If you are a regular reader of my weekly blog posts, you’ll notice the recurring theme of Brain Loss. While the condition isn’t avoidable, many of the resulting consequences can be prevented. It just takes a little planning and some open conversations. Otherwise, you are building a path to failure.
Here’s an email I recently received from a concerned service provider:
You have been so helpful in the past and I always think of you when a question about LTC comes up!
We have a former patient who just moved to New York to be closer to her daughter. She is 91 years old and has dementia. She has had a LTC policy, but without her daughter knowing, she let her policy lapse. The LTC insurance company is asking for documentation of her mental status. Our doctor only saw her for general medical ailments and never formally evaluated her memory, so we have no test scores to provide. He wrote a letter of incapacity but the insurance company is not accepting that.
This woman stands to lose hundreds of thousands of dollars of coverage. Do you have any suggestions for them?”
I receive emails and distressed phone calls like this too often and they are heartbreaking. The families reaching out to me are in a state of emergency and dealing with unbelievable levels of stress. A lot of this stress is a result of failure to plan properly.
I’m assuming that the mother’s health has seriously declined, since the family had her moved at 91 years old to a new state.
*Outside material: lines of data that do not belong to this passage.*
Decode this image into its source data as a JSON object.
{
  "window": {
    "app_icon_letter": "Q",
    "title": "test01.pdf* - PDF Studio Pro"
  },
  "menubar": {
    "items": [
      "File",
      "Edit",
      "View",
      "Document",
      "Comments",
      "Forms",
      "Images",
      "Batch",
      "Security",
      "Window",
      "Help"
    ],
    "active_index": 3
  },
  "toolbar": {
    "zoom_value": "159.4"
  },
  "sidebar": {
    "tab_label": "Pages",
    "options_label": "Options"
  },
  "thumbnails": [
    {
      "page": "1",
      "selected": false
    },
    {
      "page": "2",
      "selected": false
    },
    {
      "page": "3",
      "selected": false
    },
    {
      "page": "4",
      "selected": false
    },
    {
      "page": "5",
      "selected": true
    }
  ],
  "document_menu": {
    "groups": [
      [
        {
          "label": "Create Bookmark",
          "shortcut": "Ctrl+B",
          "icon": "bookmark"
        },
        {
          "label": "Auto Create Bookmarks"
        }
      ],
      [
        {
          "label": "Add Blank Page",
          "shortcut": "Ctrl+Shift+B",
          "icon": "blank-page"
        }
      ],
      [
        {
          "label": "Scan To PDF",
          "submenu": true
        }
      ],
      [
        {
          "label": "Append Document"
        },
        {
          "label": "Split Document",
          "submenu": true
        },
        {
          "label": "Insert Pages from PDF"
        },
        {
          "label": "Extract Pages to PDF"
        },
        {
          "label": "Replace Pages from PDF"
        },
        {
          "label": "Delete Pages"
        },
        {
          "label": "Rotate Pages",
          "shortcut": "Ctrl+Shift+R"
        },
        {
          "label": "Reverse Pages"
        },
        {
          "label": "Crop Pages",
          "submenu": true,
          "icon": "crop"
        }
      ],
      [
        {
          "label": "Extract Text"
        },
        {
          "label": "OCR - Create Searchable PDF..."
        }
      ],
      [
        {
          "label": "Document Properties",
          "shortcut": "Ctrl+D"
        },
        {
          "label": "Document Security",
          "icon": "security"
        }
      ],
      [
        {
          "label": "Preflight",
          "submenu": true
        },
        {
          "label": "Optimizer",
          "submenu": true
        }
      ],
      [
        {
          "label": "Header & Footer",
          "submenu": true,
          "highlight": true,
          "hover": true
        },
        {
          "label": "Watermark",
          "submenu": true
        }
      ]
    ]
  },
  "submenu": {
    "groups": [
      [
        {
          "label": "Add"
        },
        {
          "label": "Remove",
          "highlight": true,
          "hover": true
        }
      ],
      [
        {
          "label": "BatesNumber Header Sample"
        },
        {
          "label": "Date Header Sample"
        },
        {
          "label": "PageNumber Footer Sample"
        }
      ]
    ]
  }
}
She like has, at minimum, mid-stage dementia. This means her dementia is at a point where it’s obvious and she needs lots of supervision.
Avoiding the Preventable Failure
Fortunately, most long term care insurance (LTCi) policies now include language allowing policyholders to reinstate their coverage and get their claim paid within 6 months of policy lapse. If she’s lucky, the mother qualifies for reinstatement and her claims can be paid.
The mother will need to have neurological testing to prove her dementia. Once proven, her choice to cancel her coverage could be reversed, as she was not mentally capable of making this serious decision.
Some Reasonable Questions
- Does the daughter have a copy of her mother’s LTCi policy? When monitoring the health and care of our parents, it is critical to have the documentation and be familiar with the terms. Understand what options are available before you need to use them
- If the policy lapsed from nonpayment, does the insurance company know to automatically notify the daughter? This is a standard part of every LTCi application. Pay attention and remember to complete it. There is good news: this appointment can be added or changed at any time, as long as the policy is in good standing.
- Did the family ever have the conversation with their mother about what kind of care she wanted to receive once she was unable to make these decisions on her own?
This tragedy occurred because of the family’s failure to explore and document their mother’s wishes and desires ahead of time, in a frank manner.
Take a moment to explore how you can plan for an easier future for yourself or someone you love. Click here to receive your free, no-obligation quote for long term care insurance.